■ **Provided records**:

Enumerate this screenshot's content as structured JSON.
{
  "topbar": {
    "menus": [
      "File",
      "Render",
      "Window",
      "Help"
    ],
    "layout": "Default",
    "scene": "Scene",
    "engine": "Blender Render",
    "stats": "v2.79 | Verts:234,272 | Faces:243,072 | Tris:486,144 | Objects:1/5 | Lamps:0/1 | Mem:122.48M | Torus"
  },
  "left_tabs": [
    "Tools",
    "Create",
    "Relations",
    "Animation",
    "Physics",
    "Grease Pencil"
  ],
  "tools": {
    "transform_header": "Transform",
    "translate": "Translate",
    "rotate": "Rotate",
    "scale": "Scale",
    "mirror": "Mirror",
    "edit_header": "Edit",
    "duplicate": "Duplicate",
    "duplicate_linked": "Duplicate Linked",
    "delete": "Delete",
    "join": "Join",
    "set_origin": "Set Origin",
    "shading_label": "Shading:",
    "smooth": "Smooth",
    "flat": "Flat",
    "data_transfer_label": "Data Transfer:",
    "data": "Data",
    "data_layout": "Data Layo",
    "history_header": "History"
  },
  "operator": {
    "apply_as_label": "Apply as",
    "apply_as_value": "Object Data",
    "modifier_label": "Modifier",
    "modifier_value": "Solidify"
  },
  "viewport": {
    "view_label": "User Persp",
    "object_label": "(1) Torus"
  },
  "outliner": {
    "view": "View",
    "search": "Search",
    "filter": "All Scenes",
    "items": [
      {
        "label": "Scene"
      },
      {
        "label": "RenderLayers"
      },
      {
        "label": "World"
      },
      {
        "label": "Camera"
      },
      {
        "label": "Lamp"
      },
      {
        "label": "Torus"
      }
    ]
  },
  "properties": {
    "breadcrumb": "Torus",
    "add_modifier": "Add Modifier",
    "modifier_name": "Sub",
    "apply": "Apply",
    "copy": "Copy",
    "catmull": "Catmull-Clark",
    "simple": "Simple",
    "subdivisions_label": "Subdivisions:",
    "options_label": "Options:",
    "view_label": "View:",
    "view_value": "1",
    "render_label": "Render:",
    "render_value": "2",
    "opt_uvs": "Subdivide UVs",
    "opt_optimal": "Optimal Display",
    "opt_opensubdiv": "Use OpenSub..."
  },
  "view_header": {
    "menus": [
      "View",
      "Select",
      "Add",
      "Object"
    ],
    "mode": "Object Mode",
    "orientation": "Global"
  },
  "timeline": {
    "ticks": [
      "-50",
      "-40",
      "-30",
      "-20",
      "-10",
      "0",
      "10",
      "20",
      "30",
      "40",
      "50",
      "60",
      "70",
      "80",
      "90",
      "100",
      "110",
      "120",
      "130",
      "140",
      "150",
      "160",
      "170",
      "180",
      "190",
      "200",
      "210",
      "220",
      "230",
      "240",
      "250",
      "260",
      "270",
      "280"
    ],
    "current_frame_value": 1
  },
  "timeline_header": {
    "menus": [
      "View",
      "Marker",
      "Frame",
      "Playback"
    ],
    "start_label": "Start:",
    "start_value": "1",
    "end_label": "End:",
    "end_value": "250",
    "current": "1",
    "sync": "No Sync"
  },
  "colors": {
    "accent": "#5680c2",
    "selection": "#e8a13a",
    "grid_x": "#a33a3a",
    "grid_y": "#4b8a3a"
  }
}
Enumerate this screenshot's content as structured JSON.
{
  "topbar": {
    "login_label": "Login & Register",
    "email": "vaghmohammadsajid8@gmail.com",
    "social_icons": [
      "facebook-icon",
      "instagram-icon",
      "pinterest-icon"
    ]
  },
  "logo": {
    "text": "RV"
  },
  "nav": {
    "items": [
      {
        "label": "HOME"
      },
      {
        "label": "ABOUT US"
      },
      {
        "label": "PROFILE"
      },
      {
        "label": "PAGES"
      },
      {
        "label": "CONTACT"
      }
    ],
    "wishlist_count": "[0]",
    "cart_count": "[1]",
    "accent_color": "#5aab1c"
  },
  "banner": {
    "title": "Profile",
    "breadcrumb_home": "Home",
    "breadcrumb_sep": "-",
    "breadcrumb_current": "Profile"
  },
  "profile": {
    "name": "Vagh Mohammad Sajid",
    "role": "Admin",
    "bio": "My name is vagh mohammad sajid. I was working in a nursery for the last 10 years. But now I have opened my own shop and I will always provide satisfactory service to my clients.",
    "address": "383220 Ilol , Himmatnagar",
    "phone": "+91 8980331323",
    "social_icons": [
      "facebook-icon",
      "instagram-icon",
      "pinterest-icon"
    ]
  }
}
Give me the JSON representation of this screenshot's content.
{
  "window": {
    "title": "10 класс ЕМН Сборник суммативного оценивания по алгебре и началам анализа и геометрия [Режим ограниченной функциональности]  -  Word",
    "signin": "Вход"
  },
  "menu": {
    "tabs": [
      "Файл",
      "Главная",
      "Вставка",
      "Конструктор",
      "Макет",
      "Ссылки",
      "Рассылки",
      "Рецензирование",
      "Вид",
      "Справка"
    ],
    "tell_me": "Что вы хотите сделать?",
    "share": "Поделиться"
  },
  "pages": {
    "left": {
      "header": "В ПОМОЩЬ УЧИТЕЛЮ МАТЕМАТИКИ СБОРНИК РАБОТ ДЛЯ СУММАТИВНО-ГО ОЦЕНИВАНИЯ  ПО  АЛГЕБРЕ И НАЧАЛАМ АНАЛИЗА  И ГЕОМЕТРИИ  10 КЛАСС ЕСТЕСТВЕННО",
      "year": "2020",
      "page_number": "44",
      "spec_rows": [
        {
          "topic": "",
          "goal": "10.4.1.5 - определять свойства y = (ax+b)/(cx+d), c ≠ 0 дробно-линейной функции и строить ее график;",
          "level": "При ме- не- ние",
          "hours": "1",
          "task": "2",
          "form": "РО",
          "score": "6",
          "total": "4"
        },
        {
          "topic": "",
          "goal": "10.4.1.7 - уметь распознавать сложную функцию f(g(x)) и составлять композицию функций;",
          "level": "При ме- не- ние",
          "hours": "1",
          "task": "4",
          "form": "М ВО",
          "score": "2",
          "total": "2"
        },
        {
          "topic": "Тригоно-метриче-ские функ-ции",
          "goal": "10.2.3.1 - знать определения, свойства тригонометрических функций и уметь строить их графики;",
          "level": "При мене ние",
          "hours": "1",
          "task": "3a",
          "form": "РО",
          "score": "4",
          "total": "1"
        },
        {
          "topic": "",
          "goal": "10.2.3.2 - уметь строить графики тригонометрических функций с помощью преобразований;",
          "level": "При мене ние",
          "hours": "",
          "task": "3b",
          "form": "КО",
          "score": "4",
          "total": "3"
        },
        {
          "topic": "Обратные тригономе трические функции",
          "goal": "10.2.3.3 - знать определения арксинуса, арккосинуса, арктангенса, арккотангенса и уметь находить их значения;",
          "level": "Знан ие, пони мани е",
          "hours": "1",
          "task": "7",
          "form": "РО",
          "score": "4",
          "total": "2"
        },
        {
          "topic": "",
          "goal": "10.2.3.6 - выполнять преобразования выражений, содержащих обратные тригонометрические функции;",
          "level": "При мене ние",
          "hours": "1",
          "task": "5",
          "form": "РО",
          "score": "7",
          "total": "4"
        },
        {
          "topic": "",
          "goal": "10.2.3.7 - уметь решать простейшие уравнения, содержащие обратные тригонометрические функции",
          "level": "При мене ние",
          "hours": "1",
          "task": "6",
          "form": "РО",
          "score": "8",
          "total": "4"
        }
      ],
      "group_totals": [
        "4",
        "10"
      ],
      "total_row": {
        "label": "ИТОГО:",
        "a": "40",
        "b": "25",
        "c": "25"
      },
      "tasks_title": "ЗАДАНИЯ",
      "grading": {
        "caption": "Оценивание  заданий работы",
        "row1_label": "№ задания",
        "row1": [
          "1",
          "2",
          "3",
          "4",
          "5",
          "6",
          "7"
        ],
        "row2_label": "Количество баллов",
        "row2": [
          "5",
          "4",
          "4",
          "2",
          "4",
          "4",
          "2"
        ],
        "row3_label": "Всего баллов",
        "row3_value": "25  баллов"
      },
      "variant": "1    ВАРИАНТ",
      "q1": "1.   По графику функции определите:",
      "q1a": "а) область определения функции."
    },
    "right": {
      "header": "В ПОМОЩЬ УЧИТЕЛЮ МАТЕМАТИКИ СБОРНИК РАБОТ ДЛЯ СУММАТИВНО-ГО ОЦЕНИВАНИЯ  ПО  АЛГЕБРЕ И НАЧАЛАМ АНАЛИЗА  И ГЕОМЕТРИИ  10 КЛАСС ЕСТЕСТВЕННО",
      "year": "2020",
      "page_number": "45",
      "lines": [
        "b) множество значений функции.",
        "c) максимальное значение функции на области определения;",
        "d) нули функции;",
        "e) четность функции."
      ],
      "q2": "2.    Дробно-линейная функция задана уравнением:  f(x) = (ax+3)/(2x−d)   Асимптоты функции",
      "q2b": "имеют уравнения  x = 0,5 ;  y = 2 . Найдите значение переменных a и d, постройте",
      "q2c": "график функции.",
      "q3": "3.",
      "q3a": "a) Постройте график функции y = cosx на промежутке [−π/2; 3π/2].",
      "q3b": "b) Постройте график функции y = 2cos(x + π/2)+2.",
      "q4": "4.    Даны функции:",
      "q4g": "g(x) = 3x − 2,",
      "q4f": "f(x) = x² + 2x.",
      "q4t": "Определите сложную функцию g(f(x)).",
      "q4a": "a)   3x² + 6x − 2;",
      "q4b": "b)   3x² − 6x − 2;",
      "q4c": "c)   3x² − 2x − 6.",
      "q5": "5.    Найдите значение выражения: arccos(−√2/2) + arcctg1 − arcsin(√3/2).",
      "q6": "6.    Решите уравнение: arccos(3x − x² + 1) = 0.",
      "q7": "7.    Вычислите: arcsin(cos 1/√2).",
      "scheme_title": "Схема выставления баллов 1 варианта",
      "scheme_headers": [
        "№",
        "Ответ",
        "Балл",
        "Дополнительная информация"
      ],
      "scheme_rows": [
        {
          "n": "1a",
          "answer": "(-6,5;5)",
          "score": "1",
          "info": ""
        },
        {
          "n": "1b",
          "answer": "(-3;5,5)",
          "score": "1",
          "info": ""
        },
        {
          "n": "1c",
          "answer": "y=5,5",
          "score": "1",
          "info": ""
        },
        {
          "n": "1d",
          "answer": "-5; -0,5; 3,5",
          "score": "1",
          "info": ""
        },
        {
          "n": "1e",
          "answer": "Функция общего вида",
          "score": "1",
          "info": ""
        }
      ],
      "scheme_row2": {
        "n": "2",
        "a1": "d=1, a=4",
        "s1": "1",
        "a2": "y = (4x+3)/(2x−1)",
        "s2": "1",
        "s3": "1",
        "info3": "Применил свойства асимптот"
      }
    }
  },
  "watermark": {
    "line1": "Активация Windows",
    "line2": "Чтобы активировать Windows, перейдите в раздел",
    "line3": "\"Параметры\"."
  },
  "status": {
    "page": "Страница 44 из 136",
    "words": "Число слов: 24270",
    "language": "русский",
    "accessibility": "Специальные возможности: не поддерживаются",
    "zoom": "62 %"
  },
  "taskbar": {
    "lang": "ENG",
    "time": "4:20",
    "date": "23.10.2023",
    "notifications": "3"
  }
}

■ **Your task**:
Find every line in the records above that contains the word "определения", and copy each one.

■ **Solution**:
          "goal": "10.2.3.1 - знать определения, свойства тригонометрических функций и уметь строить их графики;",
          "goal": "10.2.3.3 - знать определения арксинуса, арккосинуса, арктангенса, арккотангенса и уметь находить их значения;",
      "q1a": "а) область определения функции."
        "c) максимальное значение функции на области определения;",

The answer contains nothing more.